[App and web page records]
[Start of section]

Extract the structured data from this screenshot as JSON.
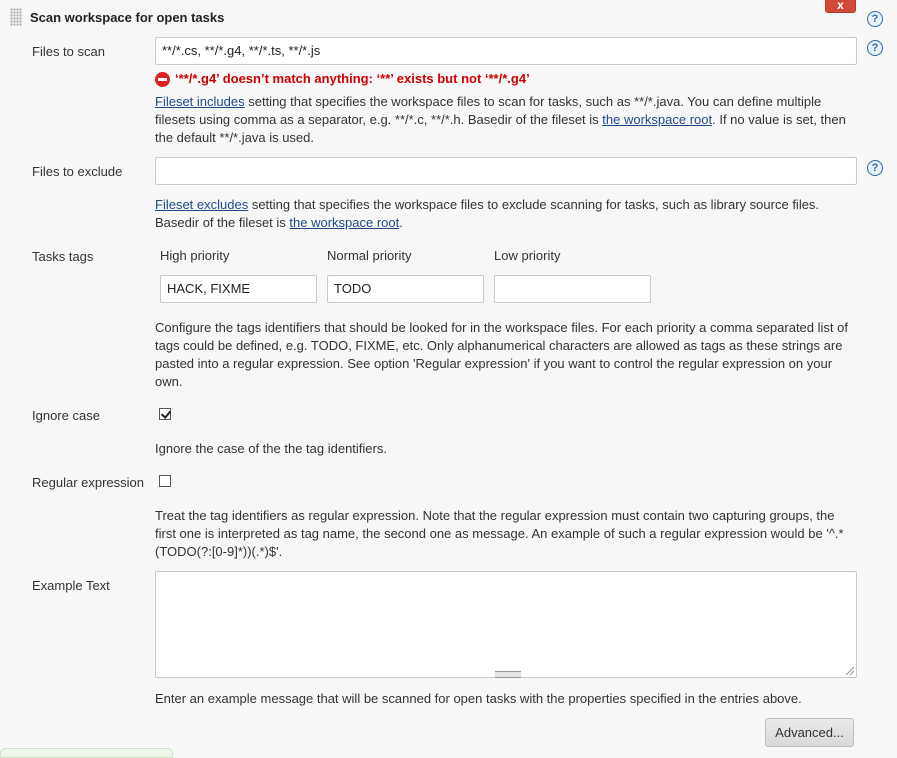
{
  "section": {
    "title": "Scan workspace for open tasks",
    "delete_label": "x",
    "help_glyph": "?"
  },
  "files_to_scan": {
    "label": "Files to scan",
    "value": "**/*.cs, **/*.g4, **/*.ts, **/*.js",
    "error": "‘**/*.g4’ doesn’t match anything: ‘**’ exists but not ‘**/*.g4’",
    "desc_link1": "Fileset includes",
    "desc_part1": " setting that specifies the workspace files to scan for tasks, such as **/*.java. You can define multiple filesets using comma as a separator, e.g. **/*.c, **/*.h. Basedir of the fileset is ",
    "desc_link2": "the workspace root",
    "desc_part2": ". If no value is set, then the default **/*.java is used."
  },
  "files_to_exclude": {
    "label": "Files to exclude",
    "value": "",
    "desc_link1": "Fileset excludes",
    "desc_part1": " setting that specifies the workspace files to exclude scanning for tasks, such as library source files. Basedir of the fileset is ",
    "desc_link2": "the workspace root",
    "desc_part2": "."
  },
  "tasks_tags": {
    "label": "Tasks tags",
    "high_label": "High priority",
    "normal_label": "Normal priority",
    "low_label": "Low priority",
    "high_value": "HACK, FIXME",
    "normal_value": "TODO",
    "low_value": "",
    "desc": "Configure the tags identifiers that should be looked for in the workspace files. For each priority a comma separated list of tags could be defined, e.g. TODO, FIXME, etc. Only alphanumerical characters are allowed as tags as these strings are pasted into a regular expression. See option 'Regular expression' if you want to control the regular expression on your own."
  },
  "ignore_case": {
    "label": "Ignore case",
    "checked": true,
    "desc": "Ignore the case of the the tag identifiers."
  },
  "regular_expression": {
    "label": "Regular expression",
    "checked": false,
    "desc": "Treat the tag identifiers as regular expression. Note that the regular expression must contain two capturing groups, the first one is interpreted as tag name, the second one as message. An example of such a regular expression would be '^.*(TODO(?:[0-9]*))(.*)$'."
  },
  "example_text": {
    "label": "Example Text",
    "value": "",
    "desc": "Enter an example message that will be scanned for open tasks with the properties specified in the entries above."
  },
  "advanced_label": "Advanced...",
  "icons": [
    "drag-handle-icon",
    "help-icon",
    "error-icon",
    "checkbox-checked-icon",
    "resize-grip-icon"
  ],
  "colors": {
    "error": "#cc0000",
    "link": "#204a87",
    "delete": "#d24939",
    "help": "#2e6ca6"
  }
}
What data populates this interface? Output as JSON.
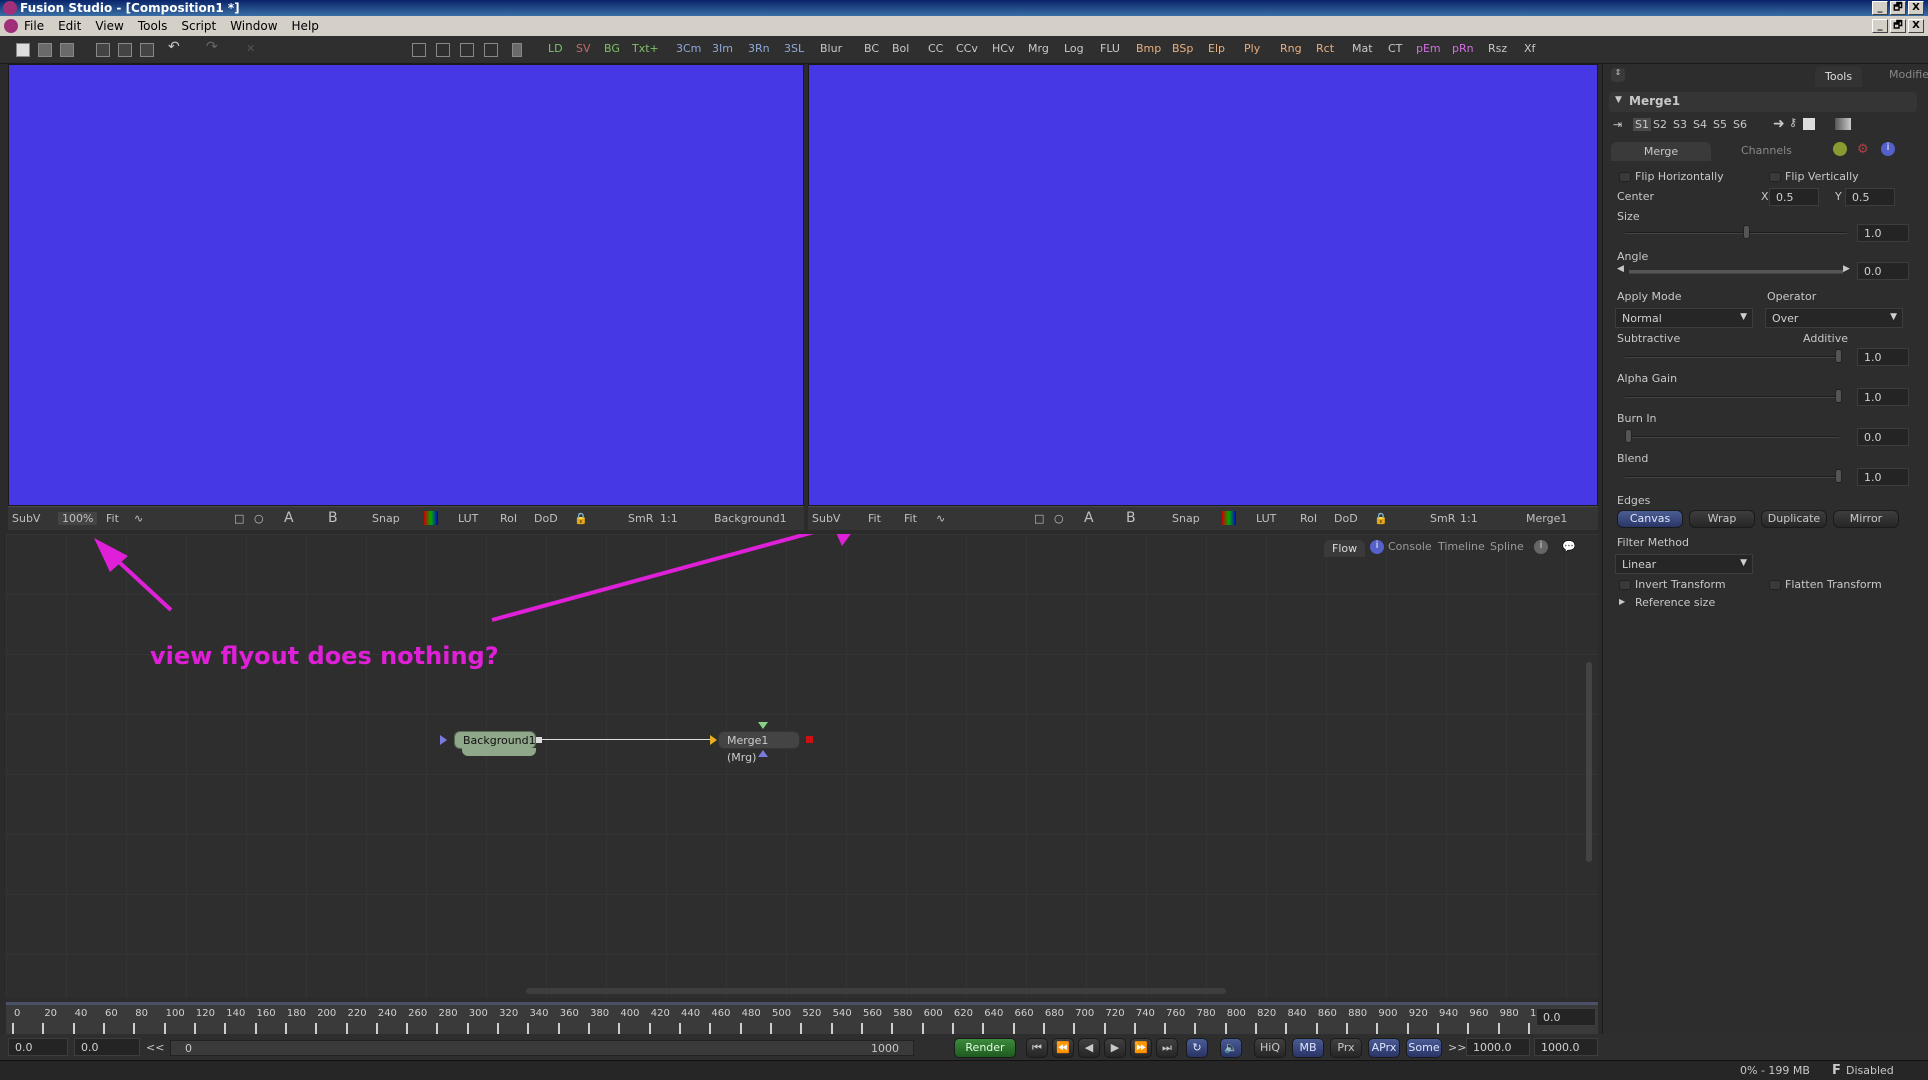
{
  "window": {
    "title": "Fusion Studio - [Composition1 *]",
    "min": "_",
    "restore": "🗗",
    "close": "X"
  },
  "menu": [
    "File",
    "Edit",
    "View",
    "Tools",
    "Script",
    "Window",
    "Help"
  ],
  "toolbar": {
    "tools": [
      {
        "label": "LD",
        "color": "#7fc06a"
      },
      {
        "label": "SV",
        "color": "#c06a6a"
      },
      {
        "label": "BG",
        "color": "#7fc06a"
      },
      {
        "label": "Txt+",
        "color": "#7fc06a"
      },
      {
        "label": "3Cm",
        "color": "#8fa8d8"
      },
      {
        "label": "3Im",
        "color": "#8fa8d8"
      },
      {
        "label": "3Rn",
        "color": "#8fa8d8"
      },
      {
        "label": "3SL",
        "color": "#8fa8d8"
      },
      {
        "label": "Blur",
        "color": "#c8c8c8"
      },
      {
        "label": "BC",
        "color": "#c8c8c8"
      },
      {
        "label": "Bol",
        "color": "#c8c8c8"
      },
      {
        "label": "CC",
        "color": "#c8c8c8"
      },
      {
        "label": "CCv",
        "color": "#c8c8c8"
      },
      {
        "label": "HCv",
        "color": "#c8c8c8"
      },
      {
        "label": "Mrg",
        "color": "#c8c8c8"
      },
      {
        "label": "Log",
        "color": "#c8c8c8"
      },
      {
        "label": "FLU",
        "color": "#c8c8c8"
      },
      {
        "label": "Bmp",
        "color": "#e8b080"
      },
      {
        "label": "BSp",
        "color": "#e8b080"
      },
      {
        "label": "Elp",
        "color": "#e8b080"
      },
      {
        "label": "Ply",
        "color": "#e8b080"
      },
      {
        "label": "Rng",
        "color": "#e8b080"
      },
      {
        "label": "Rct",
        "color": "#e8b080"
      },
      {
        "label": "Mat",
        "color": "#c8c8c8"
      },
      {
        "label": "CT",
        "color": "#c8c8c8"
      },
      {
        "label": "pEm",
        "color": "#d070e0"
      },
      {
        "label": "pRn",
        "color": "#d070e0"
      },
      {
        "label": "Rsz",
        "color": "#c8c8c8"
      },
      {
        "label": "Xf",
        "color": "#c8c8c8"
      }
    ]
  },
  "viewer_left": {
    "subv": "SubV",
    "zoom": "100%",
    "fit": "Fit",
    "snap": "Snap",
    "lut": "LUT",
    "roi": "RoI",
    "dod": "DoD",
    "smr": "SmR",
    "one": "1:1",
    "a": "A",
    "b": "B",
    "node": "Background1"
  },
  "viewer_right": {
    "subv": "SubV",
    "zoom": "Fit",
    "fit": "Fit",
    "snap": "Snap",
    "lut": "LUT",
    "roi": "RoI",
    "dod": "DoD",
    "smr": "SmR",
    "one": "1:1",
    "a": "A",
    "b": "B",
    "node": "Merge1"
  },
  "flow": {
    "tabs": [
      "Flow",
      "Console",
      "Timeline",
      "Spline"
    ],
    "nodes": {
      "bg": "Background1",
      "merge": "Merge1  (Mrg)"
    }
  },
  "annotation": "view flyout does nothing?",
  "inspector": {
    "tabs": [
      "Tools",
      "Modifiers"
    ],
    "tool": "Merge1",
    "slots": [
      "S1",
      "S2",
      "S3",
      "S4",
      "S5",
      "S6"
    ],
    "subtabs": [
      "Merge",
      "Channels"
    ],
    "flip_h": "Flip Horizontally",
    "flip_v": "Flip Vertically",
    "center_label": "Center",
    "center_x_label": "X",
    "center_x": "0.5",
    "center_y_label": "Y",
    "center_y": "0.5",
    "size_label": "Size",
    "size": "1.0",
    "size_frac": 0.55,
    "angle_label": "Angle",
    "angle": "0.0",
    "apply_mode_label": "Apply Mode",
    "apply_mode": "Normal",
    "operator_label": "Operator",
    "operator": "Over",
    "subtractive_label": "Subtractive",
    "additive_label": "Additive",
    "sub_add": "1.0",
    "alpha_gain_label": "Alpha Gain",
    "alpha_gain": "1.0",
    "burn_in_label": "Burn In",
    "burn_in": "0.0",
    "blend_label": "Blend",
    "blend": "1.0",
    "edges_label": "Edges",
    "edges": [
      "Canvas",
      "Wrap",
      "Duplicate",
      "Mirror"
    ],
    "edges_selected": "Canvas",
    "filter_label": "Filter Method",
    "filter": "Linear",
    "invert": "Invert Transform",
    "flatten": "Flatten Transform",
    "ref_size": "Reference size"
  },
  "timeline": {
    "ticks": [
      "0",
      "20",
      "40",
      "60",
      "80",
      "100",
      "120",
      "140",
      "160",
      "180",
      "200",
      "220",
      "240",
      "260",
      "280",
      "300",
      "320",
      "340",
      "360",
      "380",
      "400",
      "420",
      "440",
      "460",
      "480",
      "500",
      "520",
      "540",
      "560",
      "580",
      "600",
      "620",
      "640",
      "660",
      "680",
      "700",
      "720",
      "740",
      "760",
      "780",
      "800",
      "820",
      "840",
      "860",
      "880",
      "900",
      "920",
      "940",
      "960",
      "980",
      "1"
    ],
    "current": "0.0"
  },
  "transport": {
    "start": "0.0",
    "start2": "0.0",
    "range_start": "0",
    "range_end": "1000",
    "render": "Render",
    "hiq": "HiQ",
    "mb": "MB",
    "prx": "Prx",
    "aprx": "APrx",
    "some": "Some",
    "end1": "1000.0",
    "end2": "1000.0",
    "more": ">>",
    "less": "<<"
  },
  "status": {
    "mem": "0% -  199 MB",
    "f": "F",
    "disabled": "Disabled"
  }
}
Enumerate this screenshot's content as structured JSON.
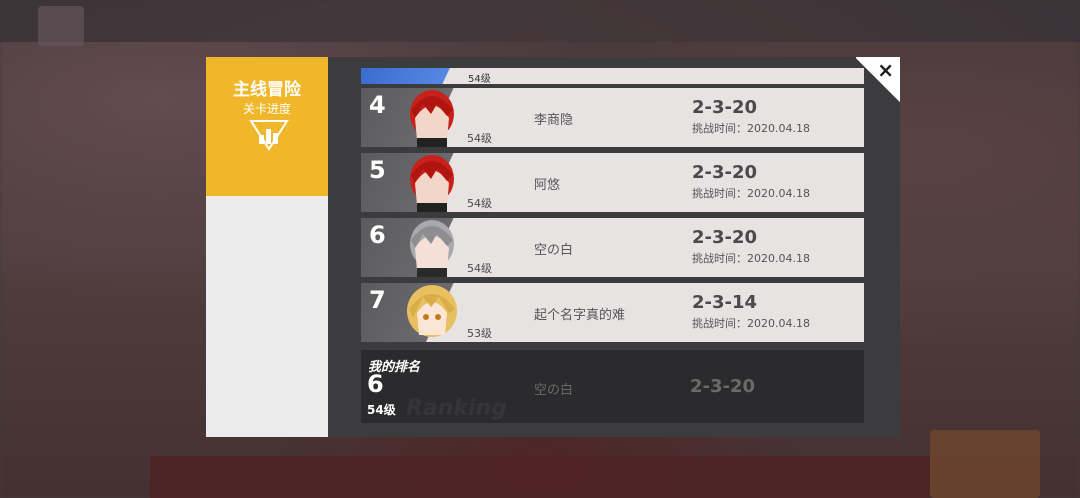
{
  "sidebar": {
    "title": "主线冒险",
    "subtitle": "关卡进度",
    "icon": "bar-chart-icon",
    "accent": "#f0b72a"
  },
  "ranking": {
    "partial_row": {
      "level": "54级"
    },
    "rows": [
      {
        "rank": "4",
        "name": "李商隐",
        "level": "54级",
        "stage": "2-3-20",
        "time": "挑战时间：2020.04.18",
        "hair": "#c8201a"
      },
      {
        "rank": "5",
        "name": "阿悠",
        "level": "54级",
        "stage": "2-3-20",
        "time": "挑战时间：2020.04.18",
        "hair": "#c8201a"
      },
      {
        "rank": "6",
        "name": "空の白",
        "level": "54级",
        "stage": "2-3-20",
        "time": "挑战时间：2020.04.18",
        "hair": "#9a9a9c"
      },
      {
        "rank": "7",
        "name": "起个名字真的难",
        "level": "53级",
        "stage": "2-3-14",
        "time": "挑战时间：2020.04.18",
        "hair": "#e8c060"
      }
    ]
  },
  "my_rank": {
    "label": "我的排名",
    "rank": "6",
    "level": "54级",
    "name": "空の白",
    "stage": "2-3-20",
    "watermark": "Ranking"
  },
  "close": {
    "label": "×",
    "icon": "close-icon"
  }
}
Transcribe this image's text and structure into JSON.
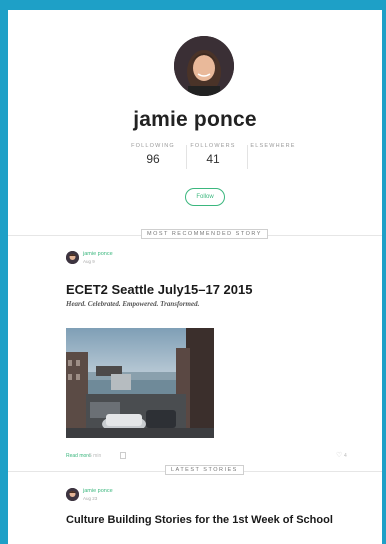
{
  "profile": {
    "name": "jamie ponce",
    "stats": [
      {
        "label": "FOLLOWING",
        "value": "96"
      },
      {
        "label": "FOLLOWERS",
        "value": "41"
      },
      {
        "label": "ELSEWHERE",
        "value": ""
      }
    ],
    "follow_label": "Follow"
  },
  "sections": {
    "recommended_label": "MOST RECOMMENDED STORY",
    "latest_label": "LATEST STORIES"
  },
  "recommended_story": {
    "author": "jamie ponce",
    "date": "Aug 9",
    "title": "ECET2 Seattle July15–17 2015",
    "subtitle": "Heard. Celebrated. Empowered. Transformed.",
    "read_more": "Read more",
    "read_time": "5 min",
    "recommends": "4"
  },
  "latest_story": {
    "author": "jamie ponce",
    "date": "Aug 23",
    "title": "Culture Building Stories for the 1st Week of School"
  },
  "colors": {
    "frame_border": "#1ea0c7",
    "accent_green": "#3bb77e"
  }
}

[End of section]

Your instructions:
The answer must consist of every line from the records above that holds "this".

Solution:
Extract the structured data from this screenshot as JSON.
What data populates this interface? Output as JSON.
Enumerate this screenshot's content as structured JSON.
Transcribe this image's text and structure into JSON.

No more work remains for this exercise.